The 421-a Tax Incentive program is a partial real estate tax exemption for new construction of housing. The program was established in 1971 and has been closed, re-opened, and reorganized several times. After the tax exemption was suspended in 2016, the New York State Legislature extended the 421-a program in April of 2017 (with retroactive coverage to 2016), so that the program now includes three sub-programs which are scheduled to sunset in June of 2022. The first, 421-a (1-15), extends the program for projects that began construction before December of 2015 and the second, 421-a (17), extends the exemption period for properties that began construction before 2008 and already qualified for earlier versions of the program. The third sub-program, the 421-a (16) “Affordable New York” program, is available to developers of new housing projects who have not yet participated in the program or who began construction between January of 2016 and June of 2022. Affordable New York (ANY) includes seven options for rental and homeowner housing, which include varying term lengths and affordability levels.
Compared to earlier versions of 421-a, the options within ANY increase both the shares and AMI levels of affordable units on average, and extend the exemption schedule for rental buildings to 35 years.
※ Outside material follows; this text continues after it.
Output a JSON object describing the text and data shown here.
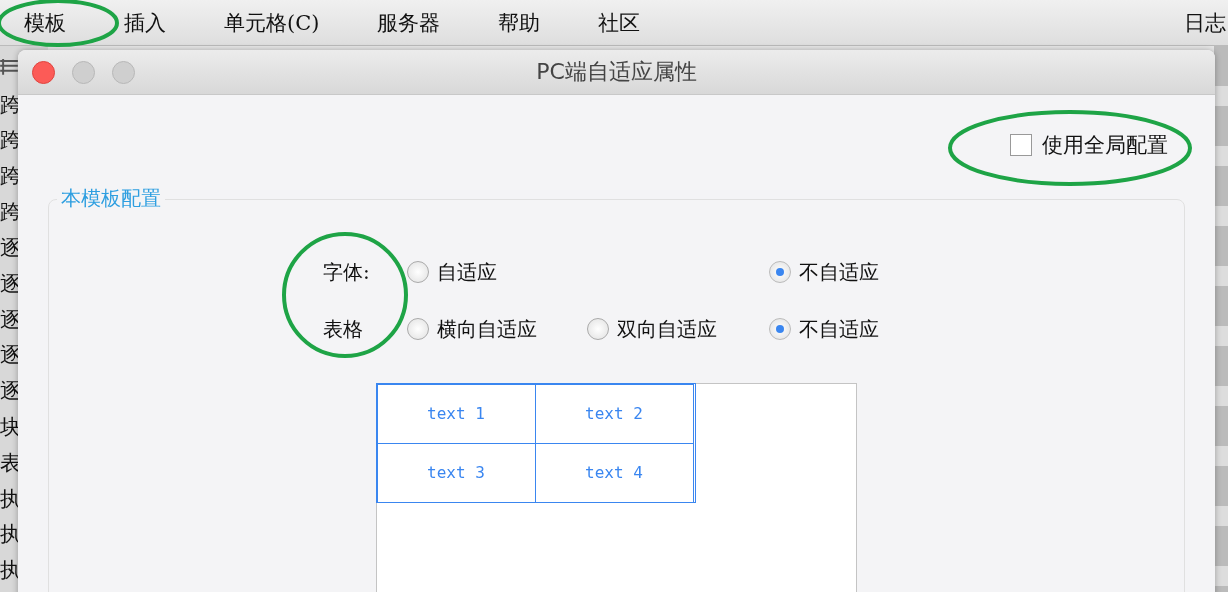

Within the six options for rental housing, between 25 and 30 percent of units must include income restrictions, although the depth of affordability varies by option. ANY establishes “enhanced affordability” areas to determine size and geographical restrictions for eligible properties. These conditions include a prevailing wage for building service employees in projects with 30 or more units and a minimum average wage for construction workers on projects of 300 or more units within “enhanced affordability” areas. ANY also restricted the use of the exemption for homeownership properties, which includes condos and coops, increased minimum building size requirements from four to six units, and changed some terms of the program’s rent stabilization requirements.